§ **Assigned task**: Only a number is wanted: how many lines of the entries include the string "title"?

[Records excerpted from a collection]
┄┄┄┄┄┄┄┄┄┄
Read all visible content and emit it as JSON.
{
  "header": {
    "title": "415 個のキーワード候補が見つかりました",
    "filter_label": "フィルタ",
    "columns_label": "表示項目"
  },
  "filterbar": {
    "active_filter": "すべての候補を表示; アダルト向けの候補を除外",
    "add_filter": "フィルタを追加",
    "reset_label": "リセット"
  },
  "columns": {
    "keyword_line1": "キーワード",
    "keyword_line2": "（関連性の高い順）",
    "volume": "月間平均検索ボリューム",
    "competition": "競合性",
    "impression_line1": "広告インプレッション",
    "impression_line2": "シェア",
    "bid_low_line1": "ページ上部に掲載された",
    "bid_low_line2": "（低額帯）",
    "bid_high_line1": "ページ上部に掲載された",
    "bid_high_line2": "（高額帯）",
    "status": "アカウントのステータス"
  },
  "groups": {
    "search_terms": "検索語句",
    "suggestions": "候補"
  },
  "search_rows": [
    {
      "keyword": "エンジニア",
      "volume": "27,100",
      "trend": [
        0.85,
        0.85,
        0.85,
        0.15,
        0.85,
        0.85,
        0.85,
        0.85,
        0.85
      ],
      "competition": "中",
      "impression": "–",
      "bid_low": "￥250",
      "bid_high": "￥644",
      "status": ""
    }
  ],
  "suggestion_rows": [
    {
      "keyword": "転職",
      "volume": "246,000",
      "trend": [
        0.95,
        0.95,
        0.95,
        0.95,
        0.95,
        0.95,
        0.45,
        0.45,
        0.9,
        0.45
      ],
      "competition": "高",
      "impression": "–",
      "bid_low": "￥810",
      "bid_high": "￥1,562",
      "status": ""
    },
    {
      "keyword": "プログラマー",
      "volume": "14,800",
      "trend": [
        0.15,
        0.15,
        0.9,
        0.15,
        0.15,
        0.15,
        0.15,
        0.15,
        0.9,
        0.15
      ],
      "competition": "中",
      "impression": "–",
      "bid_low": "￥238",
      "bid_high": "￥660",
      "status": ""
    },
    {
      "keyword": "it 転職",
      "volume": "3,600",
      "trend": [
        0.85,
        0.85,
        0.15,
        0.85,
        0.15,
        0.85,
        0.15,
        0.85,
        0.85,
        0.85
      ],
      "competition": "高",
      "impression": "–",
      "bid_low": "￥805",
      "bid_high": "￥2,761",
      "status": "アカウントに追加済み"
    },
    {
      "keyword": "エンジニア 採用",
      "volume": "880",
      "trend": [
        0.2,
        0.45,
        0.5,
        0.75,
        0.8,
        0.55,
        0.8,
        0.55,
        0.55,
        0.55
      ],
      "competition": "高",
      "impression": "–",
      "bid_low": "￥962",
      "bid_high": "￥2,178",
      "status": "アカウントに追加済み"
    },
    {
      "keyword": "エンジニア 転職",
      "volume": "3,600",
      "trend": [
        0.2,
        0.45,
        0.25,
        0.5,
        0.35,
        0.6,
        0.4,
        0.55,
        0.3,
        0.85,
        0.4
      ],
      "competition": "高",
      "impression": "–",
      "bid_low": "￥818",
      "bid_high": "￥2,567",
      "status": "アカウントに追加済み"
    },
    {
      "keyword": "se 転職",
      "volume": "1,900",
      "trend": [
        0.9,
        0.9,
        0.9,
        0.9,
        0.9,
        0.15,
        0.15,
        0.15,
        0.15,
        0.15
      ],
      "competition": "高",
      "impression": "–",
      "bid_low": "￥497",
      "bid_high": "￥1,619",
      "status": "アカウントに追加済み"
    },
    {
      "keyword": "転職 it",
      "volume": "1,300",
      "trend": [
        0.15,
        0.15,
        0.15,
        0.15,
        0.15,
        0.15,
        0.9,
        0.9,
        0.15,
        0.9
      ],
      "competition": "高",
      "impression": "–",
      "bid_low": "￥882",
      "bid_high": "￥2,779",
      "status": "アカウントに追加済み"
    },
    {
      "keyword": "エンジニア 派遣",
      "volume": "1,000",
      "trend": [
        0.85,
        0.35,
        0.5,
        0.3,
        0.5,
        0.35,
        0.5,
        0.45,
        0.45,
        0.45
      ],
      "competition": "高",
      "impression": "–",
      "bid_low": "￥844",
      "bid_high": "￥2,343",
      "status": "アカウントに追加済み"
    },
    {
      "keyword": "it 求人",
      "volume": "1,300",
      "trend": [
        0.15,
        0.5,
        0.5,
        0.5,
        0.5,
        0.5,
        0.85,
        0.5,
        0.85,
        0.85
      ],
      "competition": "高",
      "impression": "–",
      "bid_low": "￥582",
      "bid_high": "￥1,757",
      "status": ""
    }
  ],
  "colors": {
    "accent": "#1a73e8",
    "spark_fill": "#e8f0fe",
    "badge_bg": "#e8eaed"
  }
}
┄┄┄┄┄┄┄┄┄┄
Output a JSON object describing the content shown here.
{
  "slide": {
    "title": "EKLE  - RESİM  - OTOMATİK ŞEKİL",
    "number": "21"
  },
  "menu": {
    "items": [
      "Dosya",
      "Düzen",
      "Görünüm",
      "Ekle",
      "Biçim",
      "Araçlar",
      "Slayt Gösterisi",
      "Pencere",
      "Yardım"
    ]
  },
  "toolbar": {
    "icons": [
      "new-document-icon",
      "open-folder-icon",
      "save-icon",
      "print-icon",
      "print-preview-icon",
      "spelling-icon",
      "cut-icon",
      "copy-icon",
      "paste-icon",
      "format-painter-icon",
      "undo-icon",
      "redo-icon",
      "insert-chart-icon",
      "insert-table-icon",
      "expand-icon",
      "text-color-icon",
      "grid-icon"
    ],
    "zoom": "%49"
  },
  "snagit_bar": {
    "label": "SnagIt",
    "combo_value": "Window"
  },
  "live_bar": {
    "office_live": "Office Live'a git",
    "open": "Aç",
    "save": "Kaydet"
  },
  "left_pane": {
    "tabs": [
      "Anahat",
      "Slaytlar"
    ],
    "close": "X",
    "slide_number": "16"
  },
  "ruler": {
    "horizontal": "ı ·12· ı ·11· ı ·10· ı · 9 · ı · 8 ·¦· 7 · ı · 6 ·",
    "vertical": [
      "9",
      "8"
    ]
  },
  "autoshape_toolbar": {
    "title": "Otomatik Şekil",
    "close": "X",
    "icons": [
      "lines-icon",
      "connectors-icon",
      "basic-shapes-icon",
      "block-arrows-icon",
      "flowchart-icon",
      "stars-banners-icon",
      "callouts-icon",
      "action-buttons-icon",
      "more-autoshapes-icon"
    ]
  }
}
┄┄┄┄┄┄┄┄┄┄
§ **Worked solution**: 3